**Prompt**
Please retype the data in full and exactly; the pictures are not part of the copy.

**Record set**
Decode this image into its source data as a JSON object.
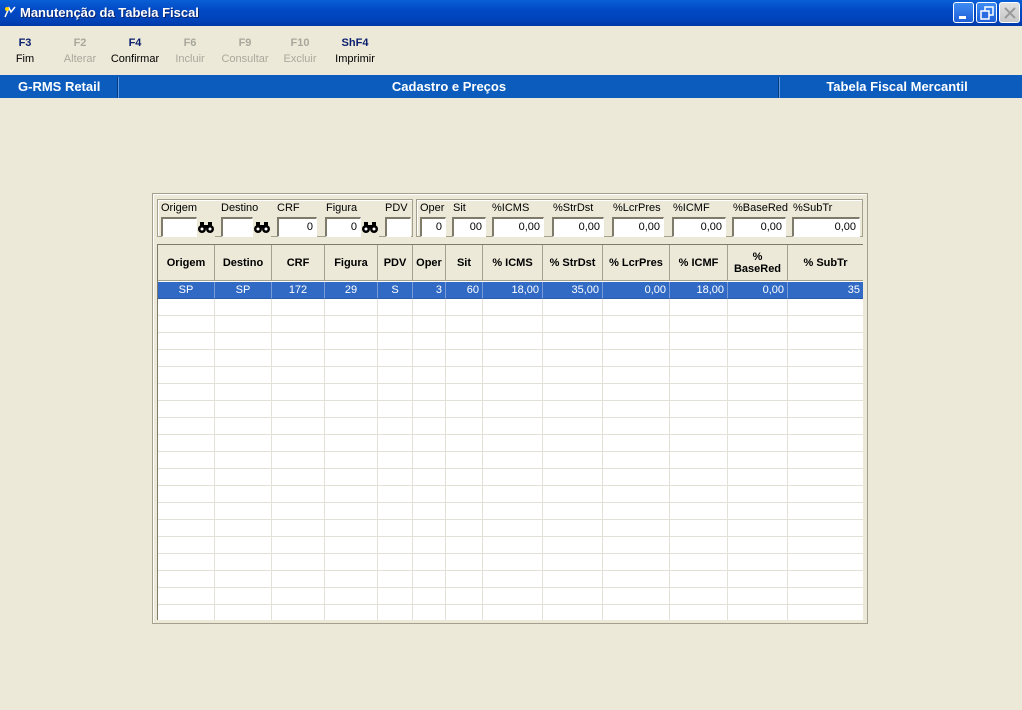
{
  "window": {
    "title": "Manutenção da Tabela Fiscal",
    "minimize_icon": "minimize-icon",
    "restore_icon": "restore-icon",
    "close_icon": "close-icon"
  },
  "toolbar": {
    "items": [
      {
        "key": "F3",
        "label": "Fim",
        "enabled": true
      },
      {
        "key": "F2",
        "label": "Alterar",
        "enabled": false
      },
      {
        "key": "F4",
        "label": "Confirmar",
        "enabled": true
      },
      {
        "key": "F6",
        "label": "Incluir",
        "enabled": false
      },
      {
        "key": "F9",
        "label": "Consultar",
        "enabled": false
      },
      {
        "key": "F10",
        "label": "Excluir",
        "enabled": false
      },
      {
        "key": "ShF4",
        "label": "Imprimir",
        "enabled": true
      }
    ]
  },
  "header": {
    "left": "G-RMS Retail",
    "center": "Cadastro e Preços",
    "right": "Tabela Fiscal Mercantil"
  },
  "filters": {
    "origem": {
      "label": "Origem",
      "value": ""
    },
    "destino": {
      "label": "Destino",
      "value": ""
    },
    "crf": {
      "label": "CRF",
      "value": "0"
    },
    "figura": {
      "label": "Figura",
      "value": "0"
    },
    "pdv": {
      "label": "PDV",
      "value": ""
    },
    "oper": {
      "label": "Oper",
      "value": "0"
    },
    "sit": {
      "label": "Sit",
      "value": "00"
    },
    "icms": {
      "label": "%ICMS",
      "value": "0,00"
    },
    "strdst": {
      "label": "%StrDst",
      "value": "0,00"
    },
    "lcrpres": {
      "label": "%LcrPres",
      "value": "0,00"
    },
    "icmf": {
      "label": "%ICMF",
      "value": "0,00"
    },
    "basered": {
      "label": "%BaseRed",
      "value": "0,00"
    },
    "subtr": {
      "label": "%SubTr",
      "value": "0,00"
    }
  },
  "grid": {
    "columns": [
      "Origem",
      "Destino",
      "CRF",
      "Figura",
      "PDV",
      "Oper",
      "Sit",
      "% ICMS",
      "% StrDst",
      "% LcrPres",
      "% ICMF",
      "%\nBaseRed",
      "% SubTr"
    ],
    "rows": [
      [
        "SP",
        "SP",
        "172",
        "29",
        "S",
        "3",
        "60",
        "18,00",
        "35,00",
        "0,00",
        "18,00",
        "0,00",
        "35"
      ]
    ],
    "selected_row": 0
  },
  "colors": {
    "titlebar": "#0049c4",
    "header": "#0b5cbc",
    "selection": "#316ac5",
    "background": "#ece9d8"
  }
}
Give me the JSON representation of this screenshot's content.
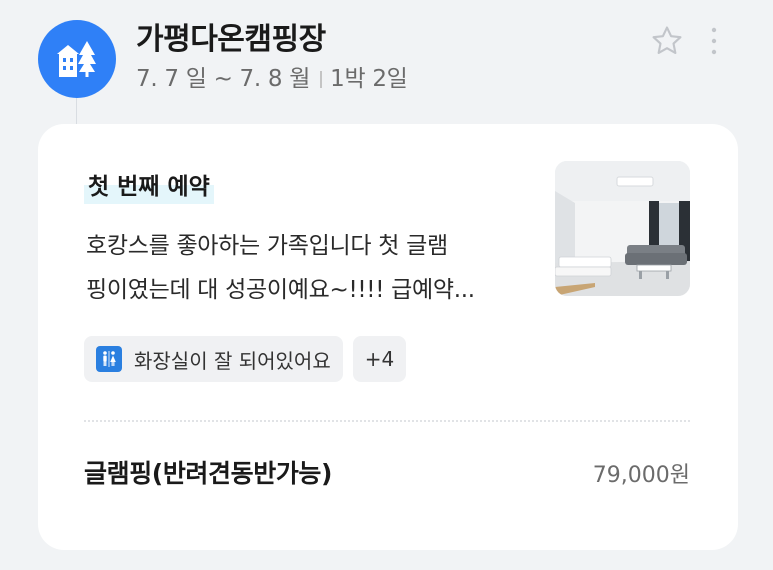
{
  "booking": {
    "place_name": "가평다온캠핑장",
    "check_in": "7. 7 일 ~ 7. 8 월",
    "duration": "1박 2일"
  },
  "icons": {
    "avatar": "building-tree-icon",
    "favorite": "star-outline-icon",
    "more": "vertical-dots-icon",
    "chip": "restroom-icon"
  },
  "review": {
    "tag": "첫 번째 예약",
    "text_line1": "호캉스를 좋아하는 가족입니다 첫 글램",
    "text_line2": "핑이였는데 대 성공이예요~!!!! 급예약...",
    "keyword": "화장실이 잘 되어있어요",
    "more_keywords": "+4"
  },
  "room": {
    "name": "글램핑(반려견동반가능)",
    "price": "79,000원"
  },
  "colors": {
    "accent": "#2f80f7",
    "tag_highlight": "#e4f6fb",
    "card_bg": "#ffffff",
    "page_bg": "#f1f3f5"
  }
}
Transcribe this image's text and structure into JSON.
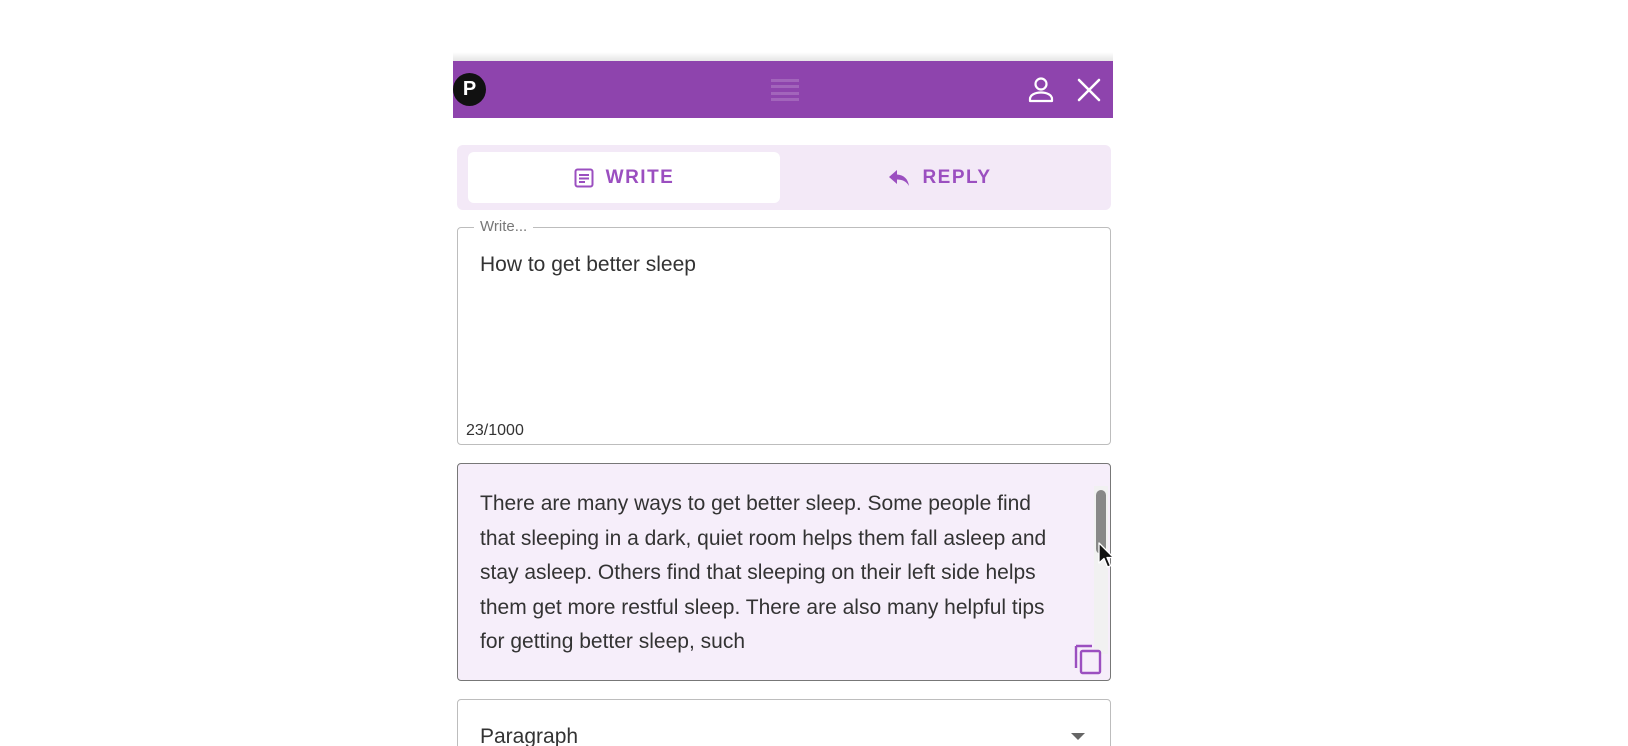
{
  "header": {
    "logo_text": "P",
    "icons": [
      "drag-handle-icon",
      "user-icon",
      "close-icon"
    ],
    "color": "#8e44ad"
  },
  "tabs": [
    {
      "label": "WRITE",
      "icon": "document-icon",
      "active": true
    },
    {
      "label": "REPLY",
      "icon": "reply-icon",
      "active": false
    }
  ],
  "write": {
    "legend": "Write...",
    "value": "How to get better sleep",
    "counter": "23/1000"
  },
  "output": {
    "text": "There are many ways to get better sleep. Some people find that sleeping in a dark, quiet room helps them fall asleep and stay asleep. Others find that sleeping on their left side helps them get more restful sleep. There are also many helpful tips for getting better sleep, such",
    "copy_icon": "copy-icon"
  },
  "format_select": {
    "value": "Paragraph"
  },
  "colors": {
    "accent": "#8e44ad",
    "tab_text": "#9b4fc0",
    "tab_bg": "#f3e9f7",
    "output_bg": "#f6eefa"
  }
}
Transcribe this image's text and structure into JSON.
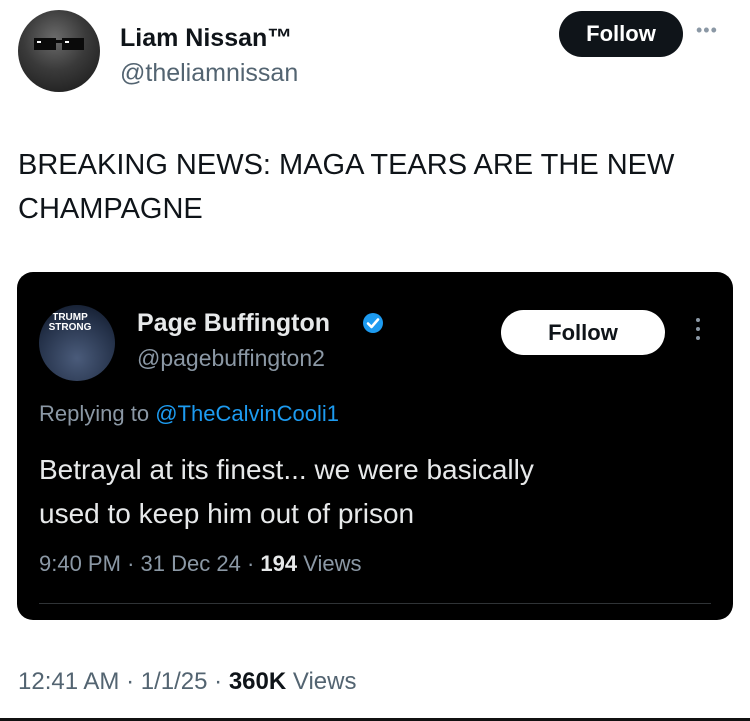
{
  "author": {
    "name": "Liam Nissan™",
    "handle": "@theliamnissan",
    "follow_label": "Follow",
    "avatar_icon": "sunglasses-avatar"
  },
  "tweet": {
    "text_line1": "BREAKING NEWS: MAGA TEARS ARE THE NEW",
    "text_line2": "CHAMPAGNE",
    "time": "12:41 AM",
    "date": "1/1/25",
    "views_count": "360K",
    "views_label": "Views"
  },
  "quoted": {
    "avatar_text_line1": "TRUMP",
    "avatar_text_line2": "STRONG",
    "name": "Page Buffington",
    "handle": "@pagebuffington2",
    "follow_label": "Follow",
    "replying_label": "Replying to",
    "replying_mention": "@TheCalvinCooli1",
    "text_line1": "Betrayal at its finest... we were basically",
    "text_line2": "used to keep him out of prison",
    "time": "9:40 PM",
    "date": "31 Dec 24",
    "views_count": "194",
    "views_label": "Views"
  },
  "colors": {
    "accent": "#1d9bf0",
    "text_primary": "#0f1419",
    "text_secondary": "#536471",
    "dark_card": "#000000"
  }
}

**Your solution**
Decode this image into its source data as a JSON object.
{
  "window": {
    "title": "Manutenção da Tabela Fiscal",
    "minimize_icon": "minimize-icon",
    "restore_icon": "restore-icon",
    "close_icon": "close-icon"
  },
  "toolbar": {
    "items": [
      {
        "key": "F3",
        "label": "Fim",
        "enabled": true
      },
      {
        "key": "F2",
        "label": "Alterar",
        "enabled": false
      },
      {
        "key": "F4",
        "label": "Confirmar",
        "enabled": true
      },
      {
        "key": "F6",
        "label": "Incluir",
        "enabled": false
      },
      {
        "key": "F9",
        "label": "Consultar",
        "enabled": false
      },
      {
        "key": "F10",
        "label": "Excluir",
        "enabled": false
      },
      {
        "key": "ShF4",
        "label": "Imprimir",
        "enabled": true
      }
    ]
  },
  "header": {
    "left": "G-RMS Retail",
    "center": "Cadastro e Preços",
    "right": "Tabela Fiscal Mercantil"
  },
  "filters": {
    "origem": {
      "label": "Origem",
      "value": ""
    },
    "destino": {
      "label": "Destino",
      "value": ""
    },
    "crf": {
      "label": "CRF",
      "value": "0"
    },
    "figura": {
      "label": "Figura",
      "value": "0"
    },
    "pdv": {
      "label": "PDV",
      "value": ""
    },
    "oper": {
      "label": "Oper",
      "value": "0"
    },
    "sit": {
      "label": "Sit",
      "value": "00"
    },
    "icms": {
      "label": "%ICMS",
      "value": "0,00"
    },
    "strdst": {
      "label": "%StrDst",
      "value": "0,00"
    },
    "lcrpres": {
      "label": "%LcrPres",
      "value": "0,00"
    },
    "icmf": {
      "label": "%ICMF",
      "value": "0,00"
    },
    "basered": {
      "label": "%BaseRed",
      "value": "0,00"
    },
    "subtr": {
      "label": "%SubTr",
      "value": "0,00"
    }
  },
  "grid": {
    "columns": [
      "Origem",
      "Destino",
      "CRF",
      "Figura",
      "PDV",
      "Oper",
      "Sit",
      "% ICMS",
      "% StrDst",
      "% LcrPres",
      "% ICMF",
      "%\nBaseRed",
      "% SubTr"
    ],
    "rows": [
      [
        "SP",
        "SP",
        "172",
        "29",
        "S",
        "3",
        "60",
        "18,00",
        "35,00",
        "0,00",
        "18,00",
        "0,00",
        "35"
      ]
    ],
    "selected_row": 0
  },
  "colors": {
    "titlebar": "#0049c4",
    "header": "#0b5cbc",
    "selection": "#316ac5",
    "background": "#ece9d8"
  }
}
Give me the JSON representation of this screenshot's content.
{
  "booking": {
    "place_name": "가평다온캠핑장",
    "check_in": "7. 7 일 ~ 7. 8 월",
    "duration": "1박 2일"
  },
  "icons": {
    "avatar": "building-tree-icon",
    "favorite": "star-outline-icon",
    "more": "vertical-dots-icon",
    "chip": "restroom-icon"
  },
  "review": {
    "tag": "첫 번째 예약",
    "text_line1": "호캉스를 좋아하는 가족입니다 첫 글램",
    "text_line2": "핑이였는데 대 성공이예요~!!!! 급예약...",
    "keyword": "화장실이 잘 되어있어요",
    "more_keywords": "+4"
  },
  "room": {
    "name": "글램핑(반려견동반가능)",
    "price": "79,000원"
  },
  "colors": {
    "accent": "#2f80f7",
    "tag_highlight": "#e4f6fb",
    "card_bg": "#ffffff",
    "page_bg": "#f1f3f5"
  }
}
Transcribe this image's text and structure into JSON.
{
  "header": {
    "logo_text": "P",
    "icons": [
      "drag-handle-icon",
      "user-icon",
      "close-icon"
    ],
    "color": "#8e44ad"
  },
  "tabs": [
    {
      "label": "WRITE",
      "icon": "document-icon",
      "active": true
    },
    {
      "label": "REPLY",
      "icon": "reply-icon",
      "active": false
    }
  ],
  "write": {
    "legend": "Write...",
    "value": "How to get better sleep",
    "counter": "23/1000"
  },
  "output": {
    "text": "There are many ways to get better sleep. Some people find that sleeping in a dark, quiet room helps them fall asleep and stay asleep. Others find that sleeping on their left side helps them get more restful sleep. There are also many helpful tips for getting better sleep, such",
    "copy_icon": "copy-icon"
  },
  "format_select": {
    "value": "Paragraph"
  },
  "colors": {
    "accent": "#8e44ad",
    "tab_text": "#9b4fc0",
    "tab_bg": "#f3e9f7",
    "output_bg": "#f6eefa"
  }
}
Transcribe this image's text and structure into JSON.
{
  "author": {
    "name": "Liam Nissan™",
    "handle": "@theliamnissan",
    "follow_label": "Follow",
    "avatar_icon": "sunglasses-avatar"
  },
  "tweet": {
    "text_line1": "BREAKING NEWS: MAGA TEARS ARE THE NEW",
    "text_line2": "CHAMPAGNE",
    "time": "12:41 AM",
    "date": "1/1/25",
    "views_count": "360K",
    "views_label": "Views"
  },
  "quoted": {
    "avatar_text_line1": "TRUMP",
    "avatar_text_line2": "STRONG",
    "name": "Page Buffington",
    "handle": "@pagebuffington2",
    "follow_label": "Follow",
    "replying_label": "Replying to",
    "replying_mention": "@TheCalvinCooli1",
    "text_line1": "Betrayal at its finest... we were basically",
    "text_line2": "used to keep him out of prison",
    "time": "9:40 PM",
    "date": "31 Dec 24",
    "views_count": "194",
    "views_label": "Views"
  },
  "colors": {
    "accent": "#1d9bf0",
    "text_primary": "#0f1419",
    "text_secondary": "#536471",
    "dark_card": "#000000"
  }
}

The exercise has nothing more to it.